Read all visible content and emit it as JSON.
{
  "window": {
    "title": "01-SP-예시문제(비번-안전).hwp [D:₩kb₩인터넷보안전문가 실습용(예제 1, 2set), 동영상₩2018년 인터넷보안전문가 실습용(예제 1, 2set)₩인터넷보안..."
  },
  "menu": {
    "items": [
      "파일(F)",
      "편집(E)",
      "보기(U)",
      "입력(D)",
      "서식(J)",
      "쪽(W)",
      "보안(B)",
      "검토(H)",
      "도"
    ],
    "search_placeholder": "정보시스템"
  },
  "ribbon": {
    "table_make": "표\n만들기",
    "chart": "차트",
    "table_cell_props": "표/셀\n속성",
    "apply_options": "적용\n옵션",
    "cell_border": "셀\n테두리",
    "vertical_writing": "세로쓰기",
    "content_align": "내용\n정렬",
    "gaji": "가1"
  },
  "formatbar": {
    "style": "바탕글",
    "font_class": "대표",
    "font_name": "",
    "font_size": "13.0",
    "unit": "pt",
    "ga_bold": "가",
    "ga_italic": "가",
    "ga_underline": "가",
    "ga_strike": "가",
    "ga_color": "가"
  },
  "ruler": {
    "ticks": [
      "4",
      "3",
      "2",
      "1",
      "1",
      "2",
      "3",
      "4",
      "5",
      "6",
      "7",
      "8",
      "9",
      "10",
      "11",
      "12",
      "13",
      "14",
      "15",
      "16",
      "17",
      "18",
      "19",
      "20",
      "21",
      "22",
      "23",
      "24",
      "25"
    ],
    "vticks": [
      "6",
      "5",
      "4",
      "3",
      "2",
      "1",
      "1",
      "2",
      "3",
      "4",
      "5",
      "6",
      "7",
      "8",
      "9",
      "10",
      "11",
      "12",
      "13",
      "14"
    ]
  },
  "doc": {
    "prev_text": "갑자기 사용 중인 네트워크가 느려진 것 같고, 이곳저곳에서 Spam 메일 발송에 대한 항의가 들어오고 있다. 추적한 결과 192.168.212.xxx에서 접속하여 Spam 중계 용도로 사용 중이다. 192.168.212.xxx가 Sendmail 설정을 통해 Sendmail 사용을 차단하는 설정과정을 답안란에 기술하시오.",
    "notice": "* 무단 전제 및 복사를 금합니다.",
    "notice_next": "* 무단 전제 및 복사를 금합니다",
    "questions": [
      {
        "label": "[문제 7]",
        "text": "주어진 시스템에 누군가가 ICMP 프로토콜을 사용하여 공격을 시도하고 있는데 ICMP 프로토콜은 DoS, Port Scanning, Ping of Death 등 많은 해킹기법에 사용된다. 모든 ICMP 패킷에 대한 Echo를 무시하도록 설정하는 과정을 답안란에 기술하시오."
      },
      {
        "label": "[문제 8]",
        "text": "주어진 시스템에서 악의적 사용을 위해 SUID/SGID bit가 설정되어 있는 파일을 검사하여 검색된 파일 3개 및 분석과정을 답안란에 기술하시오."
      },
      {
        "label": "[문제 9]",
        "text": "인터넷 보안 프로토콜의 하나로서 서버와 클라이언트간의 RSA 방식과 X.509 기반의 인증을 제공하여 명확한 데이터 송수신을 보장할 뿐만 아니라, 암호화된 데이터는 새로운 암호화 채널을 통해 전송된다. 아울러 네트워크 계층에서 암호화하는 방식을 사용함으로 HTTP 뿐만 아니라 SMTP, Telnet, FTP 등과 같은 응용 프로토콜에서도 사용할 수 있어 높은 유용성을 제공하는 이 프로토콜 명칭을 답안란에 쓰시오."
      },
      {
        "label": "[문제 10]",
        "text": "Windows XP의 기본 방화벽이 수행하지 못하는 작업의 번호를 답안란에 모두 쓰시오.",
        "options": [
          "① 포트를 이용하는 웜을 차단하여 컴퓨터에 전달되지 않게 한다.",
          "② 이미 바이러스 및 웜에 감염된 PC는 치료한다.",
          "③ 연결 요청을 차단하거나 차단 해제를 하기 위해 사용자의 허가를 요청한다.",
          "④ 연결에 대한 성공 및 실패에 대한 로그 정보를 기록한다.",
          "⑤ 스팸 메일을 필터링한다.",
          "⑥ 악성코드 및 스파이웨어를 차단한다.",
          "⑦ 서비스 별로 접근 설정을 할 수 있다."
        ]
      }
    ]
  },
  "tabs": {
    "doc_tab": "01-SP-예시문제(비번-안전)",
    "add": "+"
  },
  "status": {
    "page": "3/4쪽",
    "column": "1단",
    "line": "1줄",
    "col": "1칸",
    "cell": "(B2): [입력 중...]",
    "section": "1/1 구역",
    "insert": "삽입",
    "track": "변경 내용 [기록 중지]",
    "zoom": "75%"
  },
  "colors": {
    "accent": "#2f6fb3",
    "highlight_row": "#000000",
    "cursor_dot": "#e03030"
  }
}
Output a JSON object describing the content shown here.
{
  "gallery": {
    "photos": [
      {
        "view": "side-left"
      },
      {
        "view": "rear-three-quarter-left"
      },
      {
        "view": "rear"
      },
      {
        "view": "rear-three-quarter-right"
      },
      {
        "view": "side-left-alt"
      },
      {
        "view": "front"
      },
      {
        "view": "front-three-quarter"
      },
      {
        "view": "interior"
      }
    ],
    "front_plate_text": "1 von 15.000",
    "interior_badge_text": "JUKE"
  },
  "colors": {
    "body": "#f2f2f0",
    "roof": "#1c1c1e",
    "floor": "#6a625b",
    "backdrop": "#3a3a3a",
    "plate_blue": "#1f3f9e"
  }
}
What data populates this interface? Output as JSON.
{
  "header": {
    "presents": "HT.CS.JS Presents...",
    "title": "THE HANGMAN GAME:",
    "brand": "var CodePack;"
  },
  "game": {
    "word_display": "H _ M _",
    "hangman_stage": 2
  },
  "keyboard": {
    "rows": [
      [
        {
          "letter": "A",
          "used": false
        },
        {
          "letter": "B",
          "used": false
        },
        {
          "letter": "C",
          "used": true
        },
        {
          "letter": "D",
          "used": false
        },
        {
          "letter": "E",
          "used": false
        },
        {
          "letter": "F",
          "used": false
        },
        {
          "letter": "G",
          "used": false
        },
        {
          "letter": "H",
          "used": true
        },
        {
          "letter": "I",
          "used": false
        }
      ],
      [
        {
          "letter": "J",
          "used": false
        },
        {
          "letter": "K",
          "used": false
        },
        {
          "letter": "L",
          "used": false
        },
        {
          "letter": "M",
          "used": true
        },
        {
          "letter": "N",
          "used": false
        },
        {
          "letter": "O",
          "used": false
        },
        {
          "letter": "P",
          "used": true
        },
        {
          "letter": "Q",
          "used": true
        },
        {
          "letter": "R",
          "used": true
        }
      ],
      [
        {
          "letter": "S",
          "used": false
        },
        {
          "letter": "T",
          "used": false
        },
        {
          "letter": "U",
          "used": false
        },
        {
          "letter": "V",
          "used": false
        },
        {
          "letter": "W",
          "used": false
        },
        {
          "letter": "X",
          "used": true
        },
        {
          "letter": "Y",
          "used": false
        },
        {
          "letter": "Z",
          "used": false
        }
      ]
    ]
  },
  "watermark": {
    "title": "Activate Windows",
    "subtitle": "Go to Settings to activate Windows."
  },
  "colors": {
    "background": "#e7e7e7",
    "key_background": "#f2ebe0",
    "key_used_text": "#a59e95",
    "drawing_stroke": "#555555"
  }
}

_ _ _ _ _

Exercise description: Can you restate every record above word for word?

Exercise result:
Read all visible content and emit it as JSON.
{
  "window": {
    "title": "01-SP-예시문제(비번-안전).hwp [D:₩kb₩인터넷보안전문가 실습용(예제 1, 2set), 동영상₩2018년 인터넷보안전문가 실습용(예제 1, 2set)₩인터넷보안..."
  },
  "menu": {
    "items": [
      "파일(F)",
      "편집(E)",
      "보기(U)",
      "입력(D)",
      "서식(J)",
      "쪽(W)",
      "보안(B)",
      "검토(H)",
      "도"
    ],
    "search_placeholder": "정보시스템"
  },
  "ribbon": {
    "table_make": "표\n만들기",
    "chart": "차트",
    "table_cell_props": "표/셀\n속성",
    "apply_options": "적용\n옵션",
    "cell_border": "셀\n테두리",
    "vertical_writing": "세로쓰기",
    "content_align": "내용\n정렬",
    "gaji": "가1"
  },
  "formatbar": {
    "style": "바탕글",
    "font_class": "대표",
    "font_name": "",
    "font_size": "13.0",
    "unit": "pt",
    "ga_bold": "가",
    "ga_italic": "가",
    "ga_underline": "가",
    "ga_strike": "가",
    "ga_color": "가"
  },
  "ruler": {
    "ticks": [
      "4",
      "3",
      "2",
      "1",
      "1",
      "2",
      "3",
      "4",
      "5",
      "6",
      "7",
      "8",
      "9",
      "10",
      "11",
      "12",
      "13",
      "14",
      "15",
      "16",
      "17",
      "18",
      "19",
      "20",
      "21",
      "22",
      "23",
      "24",
      "25"
    ],
    "vticks": [
      "6",
      "5",
      "4",
      "3",
      "2",
      "1",
      "1",
      "2",
      "3",
      "4",
      "5",
      "6",
      "7",
      "8",
      "9",
      "10",
      "11",
      "12",
      "13",
      "14"
    ]
  },
  "doc": {
    "prev_text": "갑자기 사용 중인 네트워크가 느려진 것 같고, 이곳저곳에서 Spam 메일 발송에 대한 항의가 들어오고 있다. 추적한 결과 192.168.212.xxx에서 접속하여 Spam 중계 용도로 사용 중이다. 192.168.212.xxx가 Sendmail 설정을 통해 Sendmail 사용을 차단하는 설정과정을 답안란에 기술하시오.",
    "notice": "* 무단 전제 및 복사를 금합니다.",
    "notice_next": "* 무단 전제 및 복사를 금합니다",
    "questions": [
      {
        "label": "[문제 7]",
        "text": "주어진 시스템에 누군가가 ICMP 프로토콜을 사용하여 공격을 시도하고 있는데 ICMP 프로토콜은 DoS, Port Scanning, Ping of Death 등 많은 해킹기법에 사용된다. 모든 ICMP 패킷에 대한 Echo를 무시하도록 설정하는 과정을 답안란에 기술하시오."
      },
      {
        "label": "[문제 8]",
        "text": "주어진 시스템에서 악의적 사용을 위해 SUID/SGID bit가 설정되어 있는 파일을 검사하여 검색된 파일 3개 및 분석과정을 답안란에 기술하시오."
      },
      {
        "label": "[문제 9]",
        "text": "인터넷 보안 프로토콜의 하나로서 서버와 클라이언트간의 RSA 방식과 X.509 기반의 인증을 제공하여 명확한 데이터 송수신을 보장할 뿐만 아니라, 암호화된 데이터는 새로운 암호화 채널을 통해 전송된다. 아울러 네트워크 계층에서 암호화하는 방식을 사용함으로 HTTP 뿐만 아니라 SMTP, Telnet, FTP 등과 같은 응용 프로토콜에서도 사용할 수 있어 높은 유용성을 제공하는 이 프로토콜 명칭을 답안란에 쓰시오."
      },
      {
        "label": "[문제 10]",
        "text": "Windows XP의 기본 방화벽이 수행하지 못하는 작업의 번호를 답안란에 모두 쓰시오.",
        "options": [
          "① 포트를 이용하는 웜을 차단하여 컴퓨터에 전달되지 않게 한다.",
          "② 이미 바이러스 및 웜에 감염된 PC는 치료한다.",
          "③ 연결 요청을 차단하거나 차단 해제를 하기 위해 사용자의 허가를 요청한다.",
          "④ 연결에 대한 성공 및 실패에 대한 로그 정보를 기록한다.",
          "⑤ 스팸 메일을 필터링한다.",
          "⑥ 악성코드 및 스파이웨어를 차단한다.",
          "⑦ 서비스 별로 접근 설정을 할 수 있다."
        ]
      }
    ]
  },
  "tabs": {
    "doc_tab": "01-SP-예시문제(비번-안전)",
    "add": "+"
  },
  "status": {
    "page": "3/4쪽",
    "column": "1단",
    "line": "1줄",
    "col": "1칸",
    "cell": "(B2): [입력 중...]",
    "section": "1/1 구역",
    "insert": "삽입",
    "track": "변경 내용 [기록 중지]",
    "zoom": "75%"
  },
  "colors": {
    "accent": "#2f6fb3",
    "highlight_row": "#000000",
    "cursor_dot": "#e03030"
  }
}
Output a JSON object describing the content shown here.
{
  "gallery": {
    "photos": [
      {
        "view": "side-left"
      },
      {
        "view": "rear-three-quarter-left"
      },
      {
        "view": "rear"
      },
      {
        "view": "rear-three-quarter-right"
      },
      {
        "view": "side-left-alt"
      },
      {
        "view": "front"
      },
      {
        "view": "front-three-quarter"
      },
      {
        "view": "interior"
      }
    ],
    "front_plate_text": "1 von 15.000",
    "interior_badge_text": "JUKE"
  },
  "colors": {
    "body": "#f2f2f0",
    "roof": "#1c1c1e",
    "floor": "#6a625b",
    "backdrop": "#3a3a3a",
    "plate_blue": "#1f3f9e"
  }
}
What data populates this interface? Output as JSON.
{
  "header": {
    "presents": "HT.CS.JS Presents...",
    "title": "THE HANGMAN GAME:",
    "brand": "var CodePack;"
  },
  "game": {
    "word_display": "H _ M _",
    "hangman_stage": 2
  },
  "keyboard": {
    "rows": [
      [
        {
          "letter": "A",
          "used": false
        },
        {
          "letter": "B",
          "used": false
        },
        {
          "letter": "C",
          "used": true
        },
        {
          "letter": "D",
          "used": false
        },
        {
          "letter": "E",
          "used": false
        },
        {
          "letter": "F",
          "used": false
        },
        {
          "letter": "G",
          "used": false
        },
        {
          "letter": "H",
          "used": true
        },
        {
          "letter": "I",
          "used": false
        }
      ],
      [
        {
          "letter": "J",
          "used": false
        },
        {
          "letter": "K",
          "used": false
        },
        {
          "letter": "L",
          "used": false
        },
        {
          "letter": "M",
          "used": true
        },
        {
          "letter": "N",
          "used": false
        },
        {
          "letter": "O",
          "used": false
        },
        {
          "letter": "P",
          "used": true
        },
        {
          "letter": "Q",
          "used": true
        },
        {
          "letter": "R",
          "used": true
        }
      ],
      [
        {
          "letter": "S",
          "used": false
        },
        {
          "letter": "T",
          "used": false
        },
        {
          "letter": "U",
          "used": false
        },
        {
          "letter": "V",
          "used": false
        },
        {
          "letter": "W",
          "used": false
        },
        {
          "letter": "X",
          "used": true
        },
        {
          "letter": "Y",
          "used": false
        },
        {
          "letter": "Z",
          "used": false
        }
      ]
    ]
  },
  "watermark": {
    "title": "Activate Windows",
    "subtitle": "Go to Settings to activate Windows."
  },
  "colors": {
    "background": "#e7e7e7",
    "key_background": "#f2ebe0",
    "key_used_text": "#a59e95",
    "drawing_stroke": "#555555"
  }
}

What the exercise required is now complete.